Student works with Muslim Women to Demand Justice

-Caroline Neilsen, MA International Relations Student

Caroline speaks to an audience in India“You can get a kilogram of apples for a lot of money, but a woman you can get cheap,” said Shehnaz, an Indian Muslim woman I interviewed, after recounting the story of how she was married at age eleven, then married and divorced by three different men by the time she was 18. Her nose was cut off by her second husband for raising protest when she found out he had taken a second wife. Today, she and her seven children are beggars. All men gave her divorce through “triple talaq”, a practice legal in India under Muslim Family Law where a man can say “I divorce you” three times in a row at any time and then his wife is summarily divorced and kicked out of the house.
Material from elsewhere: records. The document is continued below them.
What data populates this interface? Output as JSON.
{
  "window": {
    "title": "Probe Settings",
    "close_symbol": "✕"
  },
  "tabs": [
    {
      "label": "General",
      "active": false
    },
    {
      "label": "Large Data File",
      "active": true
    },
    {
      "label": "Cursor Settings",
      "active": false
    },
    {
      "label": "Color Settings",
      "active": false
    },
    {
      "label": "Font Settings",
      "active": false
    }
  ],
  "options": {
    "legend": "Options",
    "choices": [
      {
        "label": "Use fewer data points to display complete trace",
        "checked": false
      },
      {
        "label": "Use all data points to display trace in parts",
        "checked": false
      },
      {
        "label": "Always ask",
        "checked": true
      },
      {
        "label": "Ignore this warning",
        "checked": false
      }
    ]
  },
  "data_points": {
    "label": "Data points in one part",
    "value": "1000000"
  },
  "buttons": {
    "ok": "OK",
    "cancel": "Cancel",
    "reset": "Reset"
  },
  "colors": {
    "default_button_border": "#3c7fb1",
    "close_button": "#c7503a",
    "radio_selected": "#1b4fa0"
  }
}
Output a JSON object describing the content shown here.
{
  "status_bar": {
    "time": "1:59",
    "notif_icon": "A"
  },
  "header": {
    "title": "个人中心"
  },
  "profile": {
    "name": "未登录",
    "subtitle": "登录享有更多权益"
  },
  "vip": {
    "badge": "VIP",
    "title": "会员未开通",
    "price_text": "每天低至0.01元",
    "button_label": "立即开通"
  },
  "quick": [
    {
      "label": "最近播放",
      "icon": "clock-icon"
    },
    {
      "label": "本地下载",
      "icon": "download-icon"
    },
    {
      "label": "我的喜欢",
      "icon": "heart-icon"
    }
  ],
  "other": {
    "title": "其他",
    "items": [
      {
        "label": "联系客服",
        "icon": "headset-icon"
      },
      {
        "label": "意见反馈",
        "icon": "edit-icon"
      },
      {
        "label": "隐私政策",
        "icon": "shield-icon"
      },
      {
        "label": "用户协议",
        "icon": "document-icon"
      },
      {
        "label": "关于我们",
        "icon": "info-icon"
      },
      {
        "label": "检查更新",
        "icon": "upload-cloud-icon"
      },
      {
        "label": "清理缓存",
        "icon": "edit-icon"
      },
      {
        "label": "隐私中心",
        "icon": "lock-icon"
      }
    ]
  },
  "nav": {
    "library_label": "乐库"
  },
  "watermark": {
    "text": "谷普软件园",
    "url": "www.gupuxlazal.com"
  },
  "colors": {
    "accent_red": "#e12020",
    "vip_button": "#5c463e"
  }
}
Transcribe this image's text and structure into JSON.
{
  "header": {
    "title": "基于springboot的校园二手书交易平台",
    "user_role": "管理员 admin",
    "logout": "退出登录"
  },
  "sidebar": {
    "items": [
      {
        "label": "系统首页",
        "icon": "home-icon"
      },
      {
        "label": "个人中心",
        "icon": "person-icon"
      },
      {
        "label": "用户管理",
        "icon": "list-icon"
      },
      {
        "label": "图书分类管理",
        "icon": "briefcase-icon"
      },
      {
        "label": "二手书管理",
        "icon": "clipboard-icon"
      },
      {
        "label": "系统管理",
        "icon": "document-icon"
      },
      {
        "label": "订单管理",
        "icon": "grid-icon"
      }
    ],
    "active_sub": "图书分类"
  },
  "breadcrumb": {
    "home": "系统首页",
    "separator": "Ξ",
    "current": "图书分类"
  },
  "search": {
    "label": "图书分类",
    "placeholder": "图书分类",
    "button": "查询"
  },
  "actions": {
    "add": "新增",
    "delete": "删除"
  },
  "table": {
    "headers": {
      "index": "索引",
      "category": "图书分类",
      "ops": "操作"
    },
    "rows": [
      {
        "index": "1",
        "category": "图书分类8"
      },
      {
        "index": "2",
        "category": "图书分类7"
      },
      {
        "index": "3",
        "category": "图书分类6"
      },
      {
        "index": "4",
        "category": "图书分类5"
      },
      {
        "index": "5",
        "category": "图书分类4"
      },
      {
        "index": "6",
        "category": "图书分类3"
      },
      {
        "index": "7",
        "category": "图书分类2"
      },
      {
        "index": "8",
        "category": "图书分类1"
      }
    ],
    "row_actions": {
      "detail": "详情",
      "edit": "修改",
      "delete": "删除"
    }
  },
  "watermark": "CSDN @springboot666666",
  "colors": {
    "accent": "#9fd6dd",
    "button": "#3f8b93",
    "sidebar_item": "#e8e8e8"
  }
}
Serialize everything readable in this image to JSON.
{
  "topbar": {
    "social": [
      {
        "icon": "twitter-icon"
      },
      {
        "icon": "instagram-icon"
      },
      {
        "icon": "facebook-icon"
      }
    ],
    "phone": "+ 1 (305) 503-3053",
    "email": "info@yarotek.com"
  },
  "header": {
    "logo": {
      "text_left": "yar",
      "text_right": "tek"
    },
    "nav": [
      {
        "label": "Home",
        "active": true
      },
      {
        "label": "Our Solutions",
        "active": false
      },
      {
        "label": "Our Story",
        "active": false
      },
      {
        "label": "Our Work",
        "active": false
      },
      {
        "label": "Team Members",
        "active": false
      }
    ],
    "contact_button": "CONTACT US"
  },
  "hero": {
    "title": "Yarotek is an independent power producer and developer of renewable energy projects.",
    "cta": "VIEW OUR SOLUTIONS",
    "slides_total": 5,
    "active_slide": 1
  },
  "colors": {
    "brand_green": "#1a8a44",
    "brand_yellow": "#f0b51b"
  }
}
After a divorce, she is rarely given financial support or legal claims to joint property, unless she can afford a lengthy and expensive legal battle in the Indian courts. Muslim women are statistically one of the poorest and most uneducated populations in India. Only 10% of Muslim girls in India ever finish high school.

 I interviewed Shehnaz and 32 other women during a semester-long internship in India with the National Muslim Women’s Movement (Bharatiya Muslim Mahila Andolan). I worked along side Muslim women activists to carry out a campaign to ban triple, unilateral talaq and reform the law to ensure fairer marriage practices for Muslim women. My experience was made possible with support from Syracuse University’s South Asia Center and the Foreign Language Area and Studies Fellowship. After studying Hindi for a year oncampus, I spent three months in India in an intensive language study program. I then stayed for an additional four months as part of Maxwell’s graduate program in International Relations.

Knowing the local language enabled me to gain a deeper understanding of complex issues which I previously knew nothing about. Under current law, Muslim women marriages alone are governed by a mainly uncodified Shariah law. This Caroline speaks to an audiance in India means that patriarchal interpretations of the Quran made by a male-religious leadership are defined as “Shariah,” while rights given to women in the Quran are quietly ignored. The main strategy of the movement I worked with was to raise the voices of Muslim women and argue that these patriarchal interpretations of “Shariah law” are against the values of Islam. The women I worked with undertook considerable personal risk for this type of activism. After one public meeting, a fatawa (religious degree) was issued against us in the local newspaper, a mob destroyed another activist’s home, yet another faced threats to her children. The women were frequently called anti-Muslim and Mullahs told them categorically that “God’s laws cannot be changed.” Another mullah pointedly said to us that anyone talking about banning triple talaq is under the influence Satan. Even so-called progressive thinkers told us that India was not yet ready for this kind of change.

Despite the opposition, every day, I met women pushing boundaries within their homes and communities–demanding change, serving as legal mediators, speaking publically, and teaching other women about their rights. As for myself, before coming to India, I honestly had not given much thought to “women’s rights” thinking things were “pretty good.” I left India with the imprint of women like Shehnaz and thousands of others on my mind and am now committed to supporting women’s rights until there truly is birabri (equality) and insaf (justice).